--- Activity ---
Restate the data exactly, with nothing altered.

--- Dataset entries ---
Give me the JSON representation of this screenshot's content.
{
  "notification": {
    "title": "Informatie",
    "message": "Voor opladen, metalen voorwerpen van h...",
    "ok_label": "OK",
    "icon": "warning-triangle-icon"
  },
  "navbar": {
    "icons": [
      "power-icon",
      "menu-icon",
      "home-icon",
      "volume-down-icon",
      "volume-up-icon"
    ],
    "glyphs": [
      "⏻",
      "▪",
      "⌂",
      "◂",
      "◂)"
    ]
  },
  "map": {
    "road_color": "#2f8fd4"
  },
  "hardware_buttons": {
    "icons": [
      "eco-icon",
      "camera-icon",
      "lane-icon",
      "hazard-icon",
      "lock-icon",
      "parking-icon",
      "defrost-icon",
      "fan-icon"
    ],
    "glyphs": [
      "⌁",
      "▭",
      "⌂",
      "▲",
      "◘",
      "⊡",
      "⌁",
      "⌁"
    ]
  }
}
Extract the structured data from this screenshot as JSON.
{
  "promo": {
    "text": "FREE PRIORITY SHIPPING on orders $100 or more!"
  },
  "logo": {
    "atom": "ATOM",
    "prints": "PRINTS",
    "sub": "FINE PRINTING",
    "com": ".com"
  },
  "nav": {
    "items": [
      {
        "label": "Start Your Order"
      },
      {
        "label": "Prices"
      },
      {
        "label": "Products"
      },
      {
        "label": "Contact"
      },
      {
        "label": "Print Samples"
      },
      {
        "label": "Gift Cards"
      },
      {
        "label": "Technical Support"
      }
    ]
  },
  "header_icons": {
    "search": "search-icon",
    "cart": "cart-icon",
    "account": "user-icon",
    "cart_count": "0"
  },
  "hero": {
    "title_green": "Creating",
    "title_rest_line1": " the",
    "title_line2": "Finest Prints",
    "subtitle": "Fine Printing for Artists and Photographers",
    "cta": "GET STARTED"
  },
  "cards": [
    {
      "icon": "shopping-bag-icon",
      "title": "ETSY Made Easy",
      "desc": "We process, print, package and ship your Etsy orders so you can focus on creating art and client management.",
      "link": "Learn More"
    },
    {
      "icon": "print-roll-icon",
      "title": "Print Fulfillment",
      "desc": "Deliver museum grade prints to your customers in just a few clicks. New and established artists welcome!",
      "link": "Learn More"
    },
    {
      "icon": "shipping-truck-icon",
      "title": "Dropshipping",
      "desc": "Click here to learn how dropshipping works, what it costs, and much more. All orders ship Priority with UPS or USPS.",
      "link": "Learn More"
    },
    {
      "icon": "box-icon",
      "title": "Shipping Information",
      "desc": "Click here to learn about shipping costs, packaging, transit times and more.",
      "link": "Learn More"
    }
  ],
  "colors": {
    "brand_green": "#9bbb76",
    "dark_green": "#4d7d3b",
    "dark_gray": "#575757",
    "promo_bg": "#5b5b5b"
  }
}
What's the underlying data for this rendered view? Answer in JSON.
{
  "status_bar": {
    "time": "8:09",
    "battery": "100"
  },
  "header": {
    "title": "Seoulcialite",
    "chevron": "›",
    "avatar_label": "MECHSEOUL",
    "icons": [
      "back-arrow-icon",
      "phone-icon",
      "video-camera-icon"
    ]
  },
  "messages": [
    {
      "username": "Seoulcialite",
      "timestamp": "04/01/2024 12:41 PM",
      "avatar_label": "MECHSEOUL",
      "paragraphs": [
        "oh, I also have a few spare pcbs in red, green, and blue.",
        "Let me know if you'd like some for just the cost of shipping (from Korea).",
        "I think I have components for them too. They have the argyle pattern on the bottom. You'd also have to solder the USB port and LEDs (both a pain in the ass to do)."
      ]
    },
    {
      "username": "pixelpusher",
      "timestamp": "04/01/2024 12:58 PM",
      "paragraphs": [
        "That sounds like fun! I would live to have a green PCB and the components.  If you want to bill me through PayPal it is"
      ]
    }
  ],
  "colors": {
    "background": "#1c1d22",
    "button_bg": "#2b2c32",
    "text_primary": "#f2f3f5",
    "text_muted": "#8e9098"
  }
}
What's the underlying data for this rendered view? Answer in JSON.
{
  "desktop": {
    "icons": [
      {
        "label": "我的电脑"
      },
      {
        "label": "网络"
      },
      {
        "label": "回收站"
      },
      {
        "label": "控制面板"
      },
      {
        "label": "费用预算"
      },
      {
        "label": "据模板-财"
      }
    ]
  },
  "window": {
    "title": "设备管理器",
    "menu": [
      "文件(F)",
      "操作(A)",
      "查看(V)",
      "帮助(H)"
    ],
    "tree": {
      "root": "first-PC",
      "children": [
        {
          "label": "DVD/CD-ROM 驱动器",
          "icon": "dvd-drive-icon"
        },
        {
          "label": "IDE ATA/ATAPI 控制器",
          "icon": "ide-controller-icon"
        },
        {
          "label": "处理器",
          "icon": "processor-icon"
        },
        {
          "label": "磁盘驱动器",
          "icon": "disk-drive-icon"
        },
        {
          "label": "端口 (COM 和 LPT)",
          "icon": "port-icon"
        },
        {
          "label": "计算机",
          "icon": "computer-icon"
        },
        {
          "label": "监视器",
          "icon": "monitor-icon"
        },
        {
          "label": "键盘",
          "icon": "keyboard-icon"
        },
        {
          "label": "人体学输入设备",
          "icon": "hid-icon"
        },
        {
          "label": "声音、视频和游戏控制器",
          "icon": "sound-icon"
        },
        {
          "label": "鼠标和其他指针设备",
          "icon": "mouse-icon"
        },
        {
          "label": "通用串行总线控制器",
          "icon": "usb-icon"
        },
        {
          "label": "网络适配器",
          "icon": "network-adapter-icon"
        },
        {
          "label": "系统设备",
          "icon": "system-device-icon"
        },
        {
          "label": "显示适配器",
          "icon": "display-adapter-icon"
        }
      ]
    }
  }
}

--- Solution to this task ---
Give me the JSON representation of this screenshot's content.
{
  "notification": {
    "title": "Informatie",
    "message": "Voor opladen, metalen voorwerpen van h...",
    "ok_label": "OK",
    "icon": "warning-triangle-icon"
  },
  "navbar": {
    "icons": [
      "power-icon",
      "menu-icon",
      "home-icon",
      "volume-down-icon",
      "volume-up-icon"
    ],
    "glyphs": [
      "⏻",
      "▪",
      "⌂",
      "◂",
      "◂)"
    ]
  },
  "map": {
    "road_color": "#2f8fd4"
  },
  "hardware_buttons": {
    "icons": [
      "eco-icon",
      "camera-icon",
      "lane-icon",
      "hazard-icon",
      "lock-icon",
      "parking-icon",
      "defrost-icon",
      "fan-icon"
    ],
    "glyphs": [
      "⌁",
      "▭",
      "⌂",
      "▲",
      "◘",
      "⊡",
      "⌁",
      "⌁"
    ]
  }
}
Extract the structured data from this screenshot as JSON.
{
  "promo": {
    "text": "FREE PRIORITY SHIPPING on orders $100 or more!"
  },
  "logo": {
    "atom": "ATOM",
    "prints": "PRINTS",
    "sub": "FINE PRINTING",
    "com": ".com"
  },
  "nav": {
    "items": [
      {
        "label": "Start Your Order"
      },
      {
        "label": "Prices"
      },
      {
        "label": "Products"
      },
      {
        "label": "Contact"
      },
      {
        "label": "Print Samples"
      },
      {
        "label": "Gift Cards"
      },
      {
        "label": "Technical Support"
      }
    ]
  },
  "header_icons": {
    "search": "search-icon",
    "cart": "cart-icon",
    "account": "user-icon",
    "cart_count": "0"
  },
  "hero": {
    "title_green": "Creating",
    "title_rest_line1": " the",
    "title_line2": "Finest Prints",
    "subtitle": "Fine Printing for Artists and Photographers",
    "cta": "GET STARTED"
  },
  "cards": [
    {
      "icon": "shopping-bag-icon",
      "title": "ETSY Made Easy",
      "desc": "We process, print, package and ship your Etsy orders so you can focus on creating art and client management.",
      "link": "Learn More"
    },
    {
      "icon": "print-roll-icon",
      "title": "Print Fulfillment",
      "desc": "Deliver museum grade prints to your customers in just a few clicks. New and established artists welcome!",
      "link": "Learn More"
    },
    {
      "icon": "shipping-truck-icon",
      "title": "Dropshipping",
      "desc": "Click here to learn how dropshipping works, what it costs, and much more. All orders ship Priority with UPS or USPS.",
      "link": "Learn More"
    },
    {
      "icon": "box-icon",
      "title": "Shipping Information",
      "desc": "Click here to learn about shipping costs, packaging, transit times and more.",
      "link": "Learn More"
    }
  ],
  "colors": {
    "brand_green": "#9bbb76",
    "dark_green": "#4d7d3b",
    "dark_gray": "#575757",
    "promo_bg": "#5b5b5b"
  }
}
What's the underlying data for this rendered view? Answer in JSON.
{
  "status_bar": {
    "time": "8:09",
    "battery": "100"
  },
  "header": {
    "title": "Seoulcialite",
    "chevron": "›",
    "avatar_label": "MECHSEOUL",
    "icons": [
      "back-arrow-icon",
      "phone-icon",
      "video-camera-icon"
    ]
  },
  "messages": [
    {
      "username": "Seoulcialite",
      "timestamp": "04/01/2024 12:41 PM",
      "avatar_label": "MECHSEOUL",
      "paragraphs": [
        "oh, I also have a few spare pcbs in red, green, and blue.",
        "Let me know if you'd like some for just the cost of shipping (from Korea).",
        "I think I have components for them too. They have the argyle pattern on the bottom. You'd also have to solder the USB port and LEDs (both a pain in the ass to do)."
      ]
    },
    {
      "username": "pixelpusher",
      "timestamp": "04/01/2024 12:58 PM",
      "paragraphs": [
        "That sounds like fun! I would live to have a green PCB and the components.  If you want to bill me through PayPal it is"
      ]
    }
  ],
  "colors": {
    "background": "#1c1d22",
    "button_bg": "#2b2c32",
    "text_primary": "#f2f3f5",
    "text_muted": "#8e9098"
  }
}
What's the underlying data for this rendered view? Answer in JSON.
{
  "desktop": {
    "icons": [
      {
        "label": "我的电脑"
      },
      {
        "label": "网络"
      },
      {
        "label": "回收站"
      },
      {
        "label": "控制面板"
      },
      {
        "label": "费用预算"
      },
      {
        "label": "据模板-财"
      }
    ]
  },
  "window": {
    "title": "设备管理器",
    "menu": [
      "文件(F)",
      "操作(A)",
      "查看(V)",
      "帮助(H)"
    ],
    "tree": {
      "root": "first-PC",
      "children": [
        {
          "label": "DVD/CD-ROM 驱动器",
          "icon": "dvd-drive-icon"
        },
        {
          "label": "IDE ATA/ATAPI 控制器",
          "icon": "ide-controller-icon"
        },
        {
          "label": "处理器",
          "icon": "processor-icon"
        },
        {
          "label": "磁盘驱动器",
          "icon": "disk-drive-icon"
        },
        {
          "label": "端口 (COM 和 LPT)",
          "icon": "port-icon"
        },
        {
          "label": "计算机",
          "icon": "computer-icon"
        },
        {
          "label": "监视器",
          "icon": "monitor-icon"
        },
        {
          "label": "键盘",
          "icon": "keyboard-icon"
        },
        {
          "label": "人体学输入设备",
          "icon": "hid-icon"
        },
        {
          "label": "声音、视频和游戏控制器",
          "icon": "sound-icon"
        },
        {
          "label": "鼠标和其他指针设备",
          "icon": "mouse-icon"
        },
        {
          "label": "通用串行总线控制器",
          "icon": "usb-icon"
        },
        {
          "label": "网络适配器",
          "icon": "network-adapter-icon"
        },
        {
          "label": "系统设备",
          "icon": "system-device-icon"
        },
        {
          "label": "显示适配器",
          "icon": "display-adapter-icon"
        }
      ]
    }
  }
}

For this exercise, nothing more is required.